ASSIGNMENT -> I'd ask you to write out the lines below exactly, with no images.

**** WORKING DATA ****

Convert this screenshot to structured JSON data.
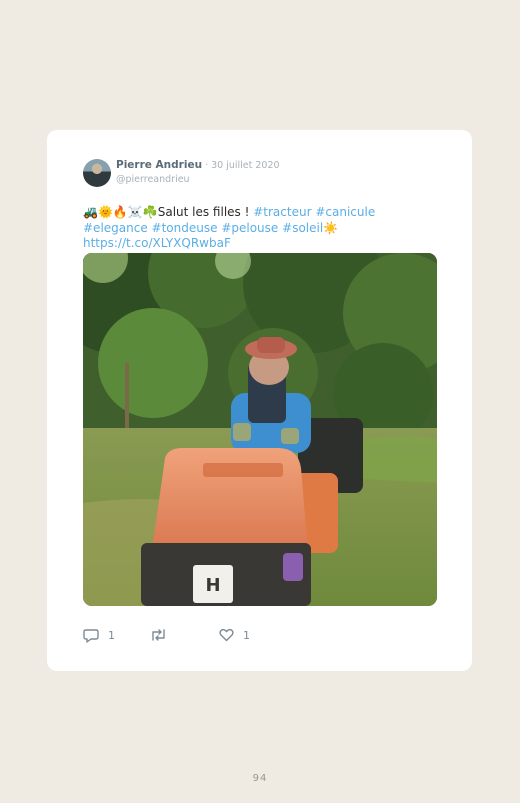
{
  "tweet": {
    "author_name": "Pierre Andrieu",
    "separator": " · ",
    "date": "30 juillet 2020",
    "handle": "@pierreandrieu",
    "text_emoji": "🚜🌞🔥☠️☘️",
    "text_main": "Salut les filles ! ",
    "hashtags": [
      "#tracteur",
      "#canicule",
      "#elegance",
      "#tondeuse",
      "#pelouse",
      "#soleil"
    ],
    "sun_emoji": "☀️",
    "link": "https://t.co/XLYXQRwbaF",
    "replies": "1",
    "retweets": "",
    "likes": "1"
  },
  "icons": {
    "reply": "reply-icon",
    "retweet": "retweet-icon",
    "like": "heart-icon"
  },
  "colors": {
    "page_background": "#efebe2",
    "card": "#ffffff",
    "link": "#5aaee6",
    "mower": "#e8845a"
  },
  "page_number": "94"
}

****

ANSWER TO THE EXERCISE ->
Convert this screenshot to structured JSON data.
{
  "tweet": {
    "author_name": "Pierre Andrieu",
    "separator": " · ",
    "date": "30 juillet 2020",
    "handle": "@pierreandrieu",
    "text_emoji": "🚜🌞🔥☠️☘️",
    "text_main": "Salut les filles ! ",
    "hashtags": [
      "#tracteur",
      "#canicule",
      "#elegance",
      "#tondeuse",
      "#pelouse",
      "#soleil"
    ],
    "sun_emoji": "☀️",
    "link": "https://t.co/XLYXQRwbaF",
    "replies": "1",
    "retweets": "",
    "likes": "1"
  },
  "icons": {
    "reply": "reply-icon",
    "retweet": "retweet-icon",
    "like": "heart-icon"
  },
  "colors": {
    "page_background": "#efebe2",
    "card": "#ffffff",
    "link": "#5aaee6",
    "mower": "#e8845a"
  },
  "page_number": "94"
}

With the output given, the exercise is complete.